This is why finding the causes of acne is crucial because it is hormonally based. After all, there are treatment options that will target this issue.

How long does acne on the cheeks last?

How long pimples last varies widely depending on factors such as the individual's skin type, the severity of the acne, and the effectiveness of the chosen treatments. Mild cases may resolve within a few weeks or months, while more severe or persistent acne can last for several months or even years. Hormonal factors, genetics, and skincare routines also impact the duration of cheek acne. Consistent and appropriate treatment with a good skin care regimen can help shorten acne issues. However, individuals may continue to experience occasional breakouts or residual marks.

It's essential to be patient, adhere to a customized skincare routine, and seek professional guidance for persistent acne. A comprehensive approach to managing cheek acne can ultimately reduce the duration of this skin condition.

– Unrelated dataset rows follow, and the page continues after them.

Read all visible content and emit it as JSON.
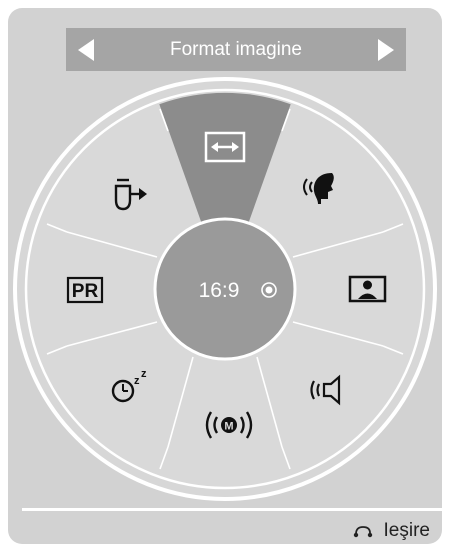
{
  "header": {
    "title": "Format imagine"
  },
  "center": {
    "label": "16:9"
  },
  "menu_items": [
    {
      "name": "aspect-ratio",
      "icon": "aspect-ratio-icon",
      "selected": true
    },
    {
      "name": "clear-voice",
      "icon": "speaking-head-icon"
    },
    {
      "name": "picture-mode",
      "icon": "person-picture-icon"
    },
    {
      "name": "sound-mode",
      "icon": "speaker-icon"
    },
    {
      "name": "mts",
      "icon": "m-broadcast-icon"
    },
    {
      "name": "sleep-timer",
      "icon": "sleep-timer-icon"
    },
    {
      "name": "pr-edit",
      "icon": "pr-icon"
    },
    {
      "name": "input-source",
      "icon": "input-plug-icon"
    }
  ],
  "footer": {
    "exit_label": "Ieşire",
    "exit_icon": "return-arrow-icon"
  },
  "colors": {
    "panel": "#d2d2d2",
    "title_bar": "#a5a5a5",
    "wheel": "#d9d9d9",
    "selected_wedge": "#8c8c8c",
    "center": "#9a9a9a",
    "icon": "#111111"
  }
}
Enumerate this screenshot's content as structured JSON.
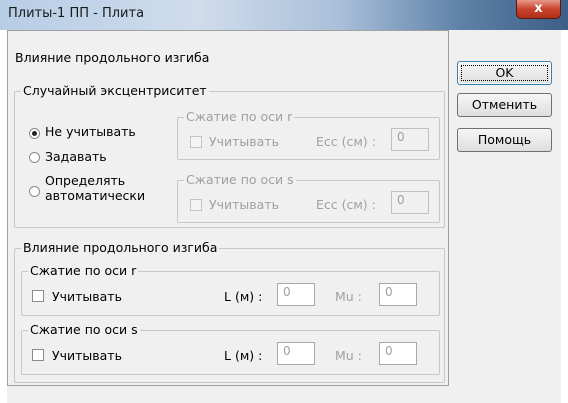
{
  "window": {
    "title": "Плиты-1 ПП - Плита",
    "close_glyph": "x"
  },
  "dialog": {
    "heading": "Влияние продольного изгиба",
    "random_eccentricity": {
      "legend": "Случайный эксцентриситет",
      "options": [
        "Не учитывать",
        "Задавать",
        "Определять автоматически"
      ],
      "selected": "Не учитывать",
      "compression_r": {
        "legend": "Сжатие по оси r",
        "checkbox_label": "Учитывать",
        "ecc_label": "Ecc (см) :",
        "ecc_value": "0"
      },
      "compression_s": {
        "legend": "Сжатие по оси s",
        "checkbox_label": "Учитывать",
        "ecc_label": "Ecc (см) :",
        "ecc_value": "0"
      }
    },
    "buckling": {
      "legend": "Влияние продольного изгиба",
      "compression_r": {
        "legend": "Сжатие по оси r",
        "checkbox_label": "Учитывать",
        "l_label": "L (м) :",
        "l_value": "0",
        "mu_label": "Mu :",
        "mu_value": "0"
      },
      "compression_s": {
        "legend": "Сжатие по оси s",
        "checkbox_label": "Учитывать",
        "l_label": "L (м) :",
        "l_value": "0",
        "mu_label": "Mu :",
        "mu_value": "0"
      }
    },
    "buttons": {
      "ok": "OK",
      "cancel": "Отменить",
      "help": "Помощь"
    }
  }
}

What age is acne the worst?

Acne is most commonly associated with adolescence, and for many individuals, the teenage years represent a period when acne is at its peak. Typically, acne is at its worst during puberty, between the ages of 12 and 18, as hormonal changes lead to increased oil production and skin cell turnover. However, the severity and duration of acne can vary widely among individuals and many adults have been experiencing acne problems. Hormonal fluctuations and stress can influence adult-onset acne, which contributes to acne persistence in adulthood.

What food is bad for acne?

Certain foods[15] are commonly associated with exacerbating acne, and individuals prone to breakouts may consider moderating their intake of these items. High-glycemic foods, including sugary snacks and refined carbohydrates, can increase insulin levels, promote inflammation and oil production, and contribute to acne. Dairy products are linked to acne development due to hormonal components that potentially stimulate oil glands. Processed and fried foods high in unhealthy fats may also worsen acne by influencing sebum production. While the relationship between diet and acne is complex and varies among individuals, reducing the consumption of these foods and opting for a balanced diet rich in fruits, vegetables, and whole grains may contribute to better skin health.


Cheek acne is a common skin concern with a multitude of causes and varied manifestations. Understanding the factors contributing to cheek acne, such as hormonal fluctuations, genetics, and external triggers, is crucial for effective management. Adopting preventive measures, including proper skincare, maintaining cleanliness, and making lifestyle adjustments, can significantly reduce the risk of acne development.

For those already dealing with cheek acne, a combination of at-home treatments, such as gentle cleansing, topical applications, and dietary considerations, along with professional interventions when needed, can lead to successful outcomes. Patience is key, as the duration and severity of acne vary among individuals. By cultivating a consistent and effective skincare routine and seeking personalized advice when needed, you can navigate and lessen the impact of cheek acne, inviting healthier and clearer skin.